Like King and Mohandas Gandhi’s teachings, a non-violent approach to life will force your enemies to settle down and be humble once they know they cannot defeat you with their yelling voices, flailing arms and harmful weapons. At some point in the process of their violent actions they will see the wrong in what they do as long as you continue to stay poised and do the right thing in the midst of combat.
Let us not forget that the battle for civil and human rights is combat. It is a war, and in war you may very well die.
Yet, in understanding the art of combat, you will know that self-disciplined fighters never gets into fights because they fear the fight. They have practice getting hit, kicked and stabbed, so they already know how the pain may feel and how to immediately return a counter blow. They know just getting shot or stabbed does not mean they will die at all. However, they try their best to avoid physical warfare altogether by being non-combative, because they take the fight seriously and know their skill sets and abilities. Yet they are very much aware that being non-combative may have the consequences of dying.
So what about winning beyond death? Albeit, your goal is to win, not to lose or tie whenever you are in a physical, mental or spiritual fight. What about being so humble, kind, sweet and loving no matter what your adversary does?
In fact, you have already won the battle before it even begins because you have committed yourself to not responding with anger and aggression. There is absolutely nothing your enemies can do. They can never beat, destroy or kill the idea that you have chosen to be peaceful in the midst of struggle, violent behavior and confrontation.
So when they finally do kill and destroy you, they will be confronted with the question of “Why?” They will have to answer why they chose violence over peace, and it will be for their own actions and not yours — simply because you stood your ground and never moved.
In time whether you are physically standing or have passed away, you will always come out of the battle victorious because your principles, ideas and dreams will live on long after your demise.
Year after year, it is always, “I Have a Dream! I Have a Dream!! I Have a Dream!!!” which is often internalized as a societal goal for peace and humanity.
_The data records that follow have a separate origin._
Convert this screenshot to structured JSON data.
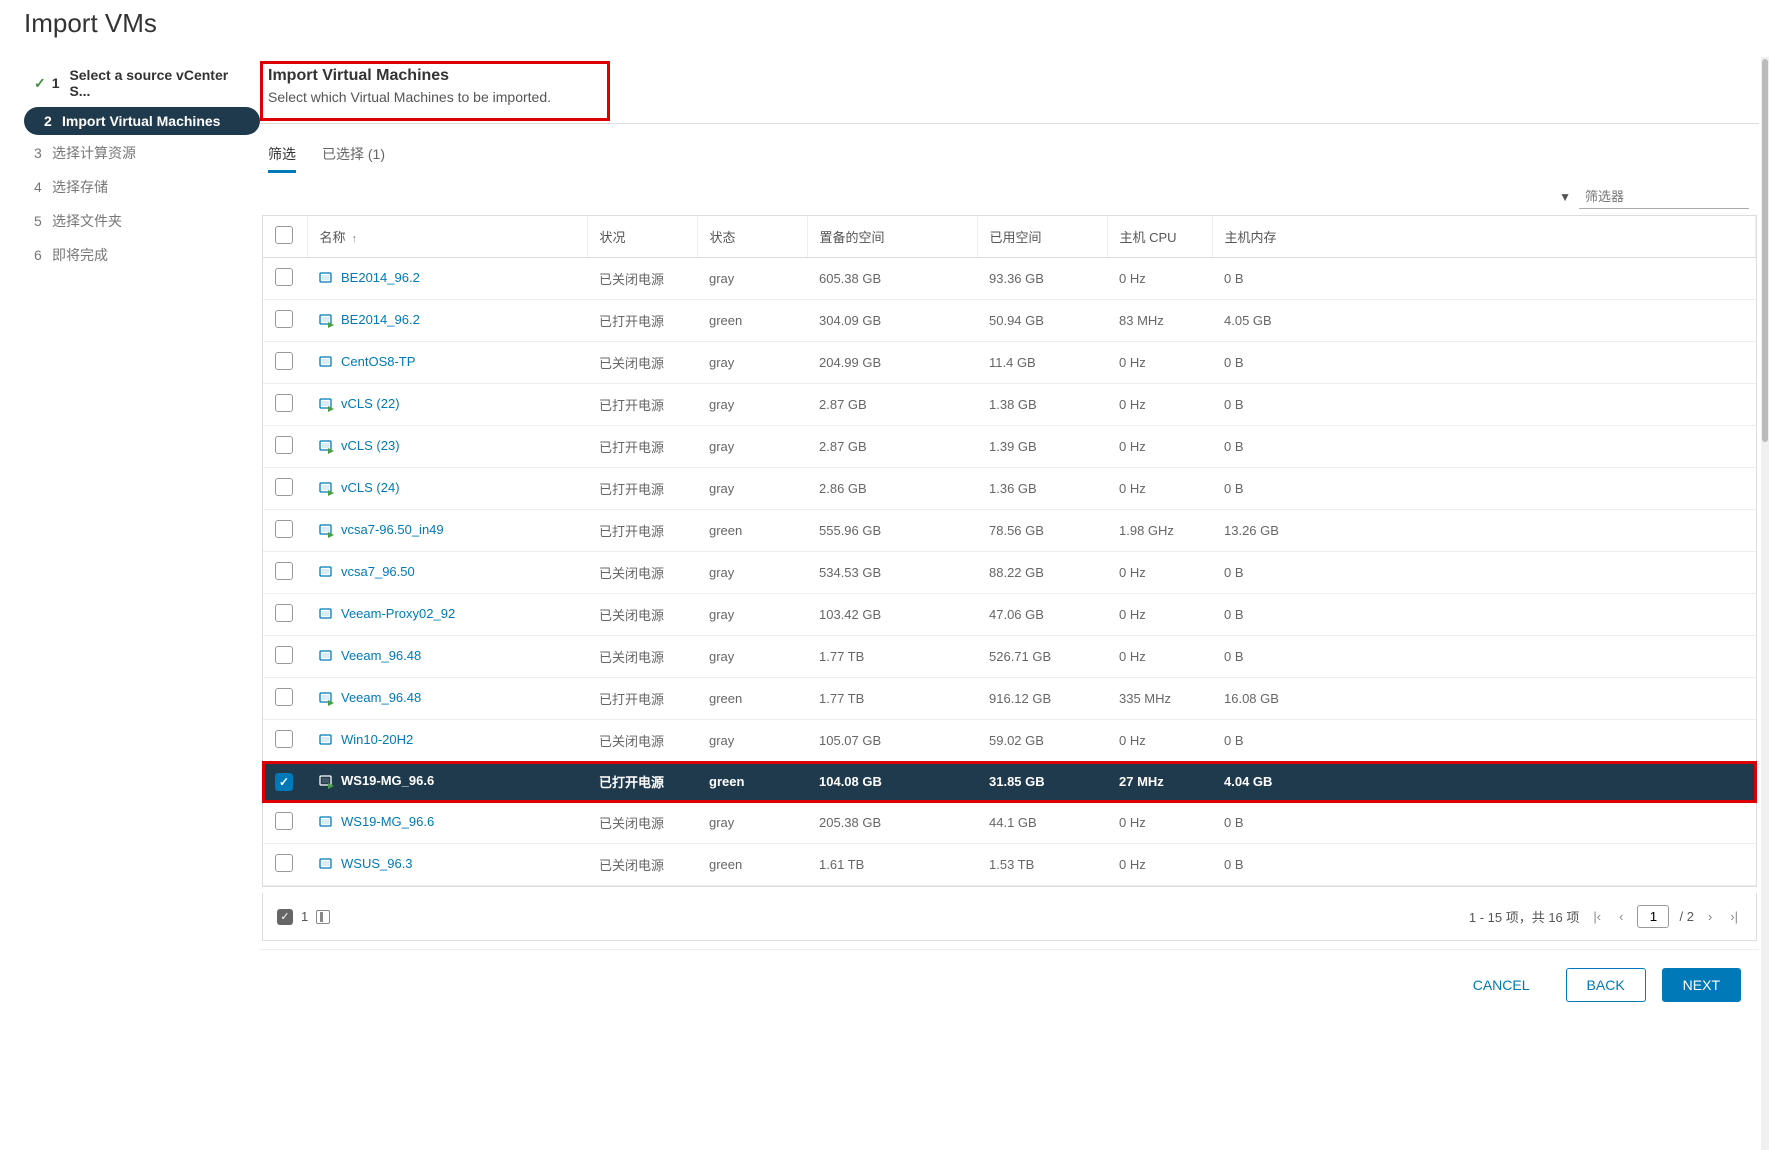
{
  "dialog": {
    "title": "Import VMs"
  },
  "steps": [
    {
      "num": "1",
      "label": "Select a source vCenter S...",
      "state": "done"
    },
    {
      "num": "2",
      "label": "Import Virtual Machines",
      "state": "active"
    },
    {
      "num": "3",
      "label": "选择计算资源",
      "state": "pending"
    },
    {
      "num": "4",
      "label": "选择存储",
      "state": "pending"
    },
    {
      "num": "5",
      "label": "选择文件夹",
      "state": "pending"
    },
    {
      "num": "6",
      "label": "即将完成",
      "state": "pending"
    }
  ],
  "section": {
    "title": "Import Virtual Machines",
    "subtitle": "Select which Virtual Machines to be imported."
  },
  "tabs": {
    "filter": "筛选",
    "selected": "已选择 (1)"
  },
  "filter": {
    "placeholder": "筛选器"
  },
  "columns": {
    "name": "名称",
    "power": "状况",
    "status": "状态",
    "prov": "置备的空间",
    "used": "已用空间",
    "cpu": "主机 CPU",
    "mem": "主机内存"
  },
  "rows": [
    {
      "sel": false,
      "on": false,
      "name": "BE2014_96.2",
      "power": "已关闭电源",
      "status": "gray",
      "prov": "605.38 GB",
      "used": "93.36 GB",
      "cpu": "0 Hz",
      "mem": "0 B"
    },
    {
      "sel": false,
      "on": true,
      "name": "BE2014_96.2",
      "power": "已打开电源",
      "status": "green",
      "prov": "304.09 GB",
      "used": "50.94 GB",
      "cpu": "83 MHz",
      "mem": "4.05 GB"
    },
    {
      "sel": false,
      "on": false,
      "name": "CentOS8-TP",
      "power": "已关闭电源",
      "status": "gray",
      "prov": "204.99 GB",
      "used": "11.4 GB",
      "cpu": "0 Hz",
      "mem": "0 B"
    },
    {
      "sel": false,
      "on": true,
      "name": "vCLS (22)",
      "power": "已打开电源",
      "status": "gray",
      "prov": "2.87 GB",
      "used": "1.38 GB",
      "cpu": "0 Hz",
      "mem": "0 B"
    },
    {
      "sel": false,
      "on": true,
      "name": "vCLS (23)",
      "power": "已打开电源",
      "status": "gray",
      "prov": "2.87 GB",
      "used": "1.39 GB",
      "cpu": "0 Hz",
      "mem": "0 B"
    },
    {
      "sel": false,
      "on": true,
      "name": "vCLS (24)",
      "power": "已打开电源",
      "status": "gray",
      "prov": "2.86 GB",
      "used": "1.36 GB",
      "cpu": "0 Hz",
      "mem": "0 B"
    },
    {
      "sel": false,
      "on": true,
      "name": "vcsa7-96.50_in49",
      "power": "已打开电源",
      "status": "green",
      "prov": "555.96 GB",
      "used": "78.56 GB",
      "cpu": "1.98 GHz",
      "mem": "13.26 GB"
    },
    {
      "sel": false,
      "on": false,
      "name": "vcsa7_96.50",
      "power": "已关闭电源",
      "status": "gray",
      "prov": "534.53 GB",
      "used": "88.22 GB",
      "cpu": "0 Hz",
      "mem": "0 B"
    },
    {
      "sel": false,
      "on": false,
      "name": "Veeam-Proxy02_92",
      "power": "已关闭电源",
      "status": "gray",
      "prov": "103.42 GB",
      "used": "47.06 GB",
      "cpu": "0 Hz",
      "mem": "0 B"
    },
    {
      "sel": false,
      "on": false,
      "name": "Veeam_96.48",
      "power": "已关闭电源",
      "status": "gray",
      "prov": "1.77 TB",
      "used": "526.71 GB",
      "cpu": "0 Hz",
      "mem": "0 B"
    },
    {
      "sel": false,
      "on": true,
      "name": "Veeam_96.48",
      "power": "已打开电源",
      "status": "green",
      "prov": "1.77 TB",
      "used": "916.12 GB",
      "cpu": "335 MHz",
      "mem": "16.08 GB"
    },
    {
      "sel": false,
      "on": false,
      "name": "Win10-20H2",
      "power": "已关闭电源",
      "status": "gray",
      "prov": "105.07 GB",
      "used": "59.02 GB",
      "cpu": "0 Hz",
      "mem": "0 B"
    },
    {
      "sel": true,
      "on": true,
      "name": "WS19-MG_96.6",
      "power": "已打开电源",
      "status": "green",
      "prov": "104.08 GB",
      "used": "31.85 GB",
      "cpu": "27 MHz",
      "mem": "4.04 GB",
      "highlight": true
    },
    {
      "sel": false,
      "on": false,
      "name": "WS19-MG_96.6",
      "power": "已关闭电源",
      "status": "gray",
      "prov": "205.38 GB",
      "used": "44.1 GB",
      "cpu": "0 Hz",
      "mem": "0 B"
    },
    {
      "sel": false,
      "on": false,
      "name": "WSUS_96.3",
      "power": "已关闭电源",
      "status": "green",
      "prov": "1.61 TB",
      "used": "1.53 TB",
      "cpu": "0 Hz",
      "mem": "0 B"
    }
  ],
  "pager": {
    "selected_count": "1",
    "summary": "1 - 15 项，共 16 项",
    "page": "1",
    "total": "/ 2"
  },
  "footer": {
    "cancel": "CANCEL",
    "back": "BACK",
    "next": "NEXT"
  }
}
What about our own personalized dreams? How does facing fear and being peaceful factor into this equation?
We may not have fears of violent attacks on our persons, but we may have fears about being accepted, loved, failure, and/or successful. We can use these same tactics to fight these personalized battles as well, by not getting angry just because someone else does not recognize the beauty within us. We do not have raise our voices or flail our arms around just because we made a mistake and didn’t accomplish a certain task. We do not have to give up and give in to degradation and defeatist attitudes all because we have not attained our desired dreams, goals and aspirations.
We can face fear in the thick of conflicts, remain peaceful and calm to weather the storms that surround us, and press on to fulfill all of our dreams. We do not have to fight fire with fire. We can put out fires with serene healing waters. These nonviolent peaceful tactics are tried, tested and proven to be effective tactics. I’m just saying… they brought an end to 100 years of Jim Crow Laws, racial discrimination, segregation and local government sanctioned public lynchings.
So why can these tactics not work in bringing down the confrontational walls in our personal lives? There are many lessons to learn from the works, actions and life of Rev. Martin Luther King Jr. that can all be applied to the larger social, civil and human rights issues. Furthermore we can also apply these lessons on the smaller scale to our personal fears with peaceful actions solely for the purpose of making our dreams our realities.